The investigations are currently ongoing, and the parties have submitted statements during the beginning of 2021. In respect of the Swedish review of Coop and Tele2, the review documentation has been submitted to the Austrian DPA which is expected to announce its input within the upcoming months. The Swedish DPA has also consulted the Irish DPA on the Google Analytics technique and how the roles in respect of the control of the personal data are divided (controller processor, joint controllership, etc.) when the service is used. According to our contracts with the Swedish DPA, the final decisions on these matters are postponed due to the postponement of the final version of EDPB’s recommendations. It is therefore not possible to foresee when we can expect a decision on these complaints, but we are hoping that we will know more after the summer, as we know many organisations are currently assessing how and if it is possible to use analytics tools in compliance with Chapter V of the GDPR.
Some Topics Relevant in Sweden
- Public authorities’ use of cloud services
The use of cloud-based services for public authorities has been a topic discussed in Sweden for several years but the Schrems ruling has shed even further light on this topic or at least added an additional layer to the discussion. At the beginning of 2021, the Swedish Government published an official report (SOU 2021:1) on the topic of secure and cost-efficient IT – legal opportunities for outsourcing. The report includes, among other things, a section on the legal landscape of third-country transfers following the Schrems II ruling, which are well worth a read. However, please note that this report is still under consultation, and the report concluded that no local Swedish law changes were possible due to third-country transfers under the GDPR as this is to be governed by EU law and the GDPR.
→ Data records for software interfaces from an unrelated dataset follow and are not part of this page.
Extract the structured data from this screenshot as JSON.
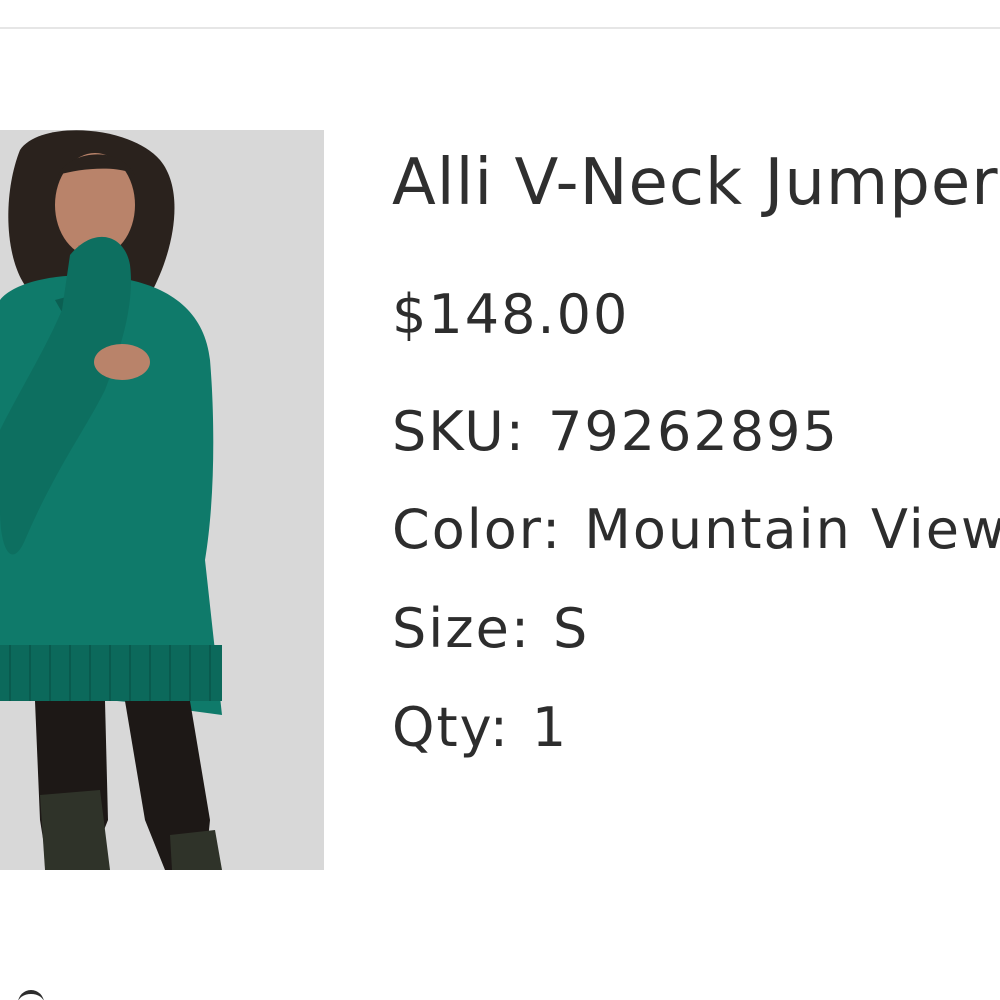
{
  "product": {
    "title": "Alli V-Neck Jumper",
    "price": "$148.00",
    "sku_label": "SKU:",
    "sku_value": "79262895",
    "color_label": "Color:",
    "color_value": "Mountain View",
    "size_label": "Size:",
    "size_value": "S",
    "qty_label": "Qty:",
    "qty_value": "1"
  },
  "image": {
    "subject": "model in teal oversized v-neck sweater, black tights and dark boots",
    "sweater_color": "#0f7a6a",
    "background_color": "#d8d8d8"
  }
}
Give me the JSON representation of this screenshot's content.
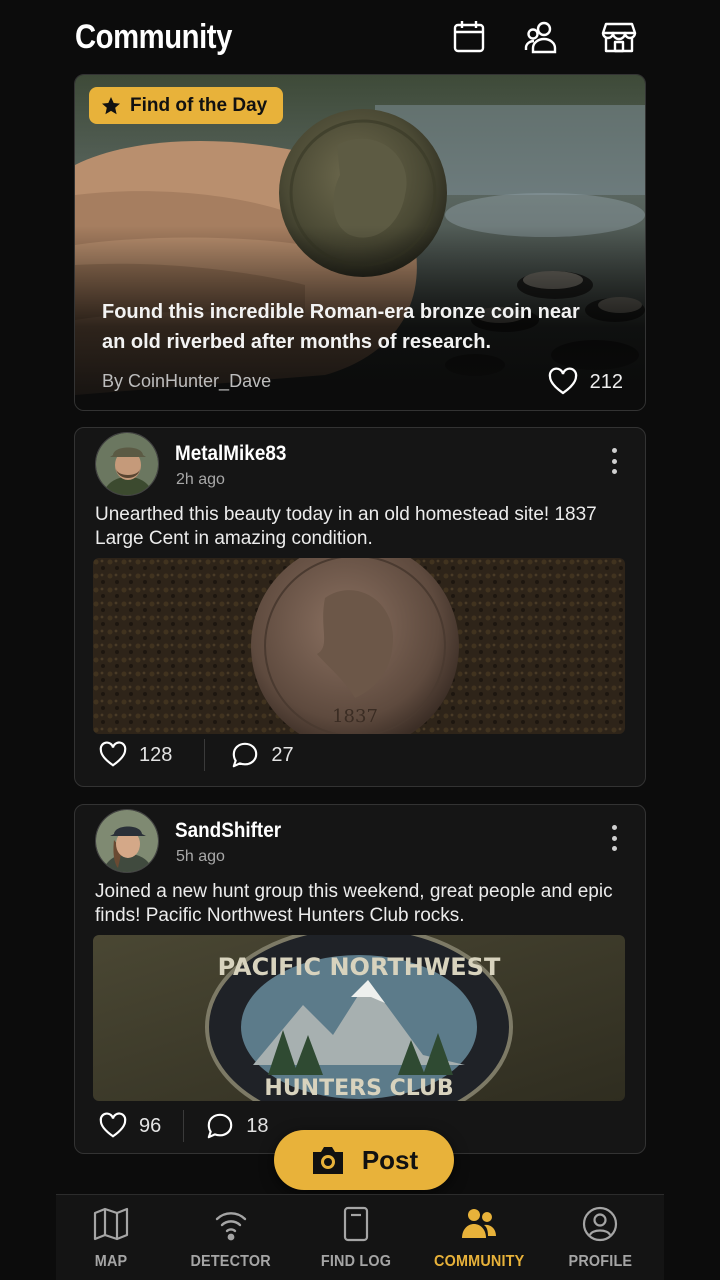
{
  "header": {
    "title": "Community",
    "icons": [
      "calendar-icon",
      "group-icon",
      "store-icon"
    ]
  },
  "featured": {
    "badge": "Find of the Day",
    "caption": "Found this incredible Roman-era bronze coin near an old riverbed after months of research.",
    "author": "By CoinHunter_Dave",
    "likes": "212"
  },
  "posts": [
    {
      "username": "MetalMike83",
      "time": "2h ago",
      "text": "Unearthed this beauty today in an old homestead site! 1837 Large Cent in amazing condition.",
      "image_text": "1837",
      "likes": "128",
      "comments": "27"
    },
    {
      "username": "SandShifter",
      "time": "5h ago",
      "text": "Joined a new hunt group this weekend, great people and epic finds! Pacific Northwest Hunters Club rocks.",
      "image_text_top": "PACIFIC NORTHWEST",
      "image_text_bottom": "HUNTERS CLUB",
      "likes": "96",
      "comments": "18"
    }
  ],
  "post_button": {
    "label": "Post"
  },
  "nav": {
    "items": [
      {
        "label": "MAP",
        "icon": "map-icon"
      },
      {
        "label": "DETECTOR",
        "icon": "detector-icon"
      },
      {
        "label": "FIND LOG",
        "icon": "find-log-icon"
      },
      {
        "label": "COMMUNITY",
        "icon": "community-icon",
        "active": true
      },
      {
        "label": "PROFILE",
        "icon": "profile-icon"
      }
    ]
  },
  "colors": {
    "accent": "#e8b23a",
    "background": "#0c0c0c",
    "card": "#151515"
  }
}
What is also notable is that the Swedish Tax Agency and the Swedish Enforcement Authority recently concluded, following a detailed assessment of Microsoft Teams (and in practice the Microsoft 365 suite), that the agencies are prevented from moving from Skype on-prem solution to a cloud-based Teams solution. The main reason for this conclusion is the amount of data (and not only personal data) that would be disclosed to Microsoft and the lack of additional measures to prevent such disclosure, which, according to the agencies’ assessment, would be in violation of the Swedish secrecy legislation as well as privacy legislation. Please note that this statement was made only days before Microsoft issued its roadmap for changes to their services due to customer requests of a more EU/EEA-based delivery to be made by the end of 2022 at the latest.
- Swedish Ekot’s (part of Sveriges Radio) review of the of the Google Analytics by public authorities
In light of the legal development, Ekot (part of the Swedish Radio “Sveriges Radio”) investigated almost 500 websites owned by municipalities, authorities, and regions (formerly called country councils) and the use of the Google Analytics on said websites. Ekot concluded that more than 150 websites transferred personal data (in the form of IP addresses) to Google without informing the website visitor of the transfer. The review resulted in several data breach notifications to the Swedish DPA. To our knowledge, none of these has resulted in any further investigation yet.
The recent development in this field shows that privacy in the EU is a matter of a fundamental right, which deserves to be taken seriously. The legal playing field will continue to evolve in the coming years, and it is the key for organisations to ensure that GPDR compliance matters are reviewed and addressed on a continuous basis. The development also indicates that companies taking privacy matters seriously will be rewarded in the long run by earning goodwill and trust among its customers. We are eager to follow the development and provide our clients with advice along the way.
With these final words, we wish you a happy GDPR Day!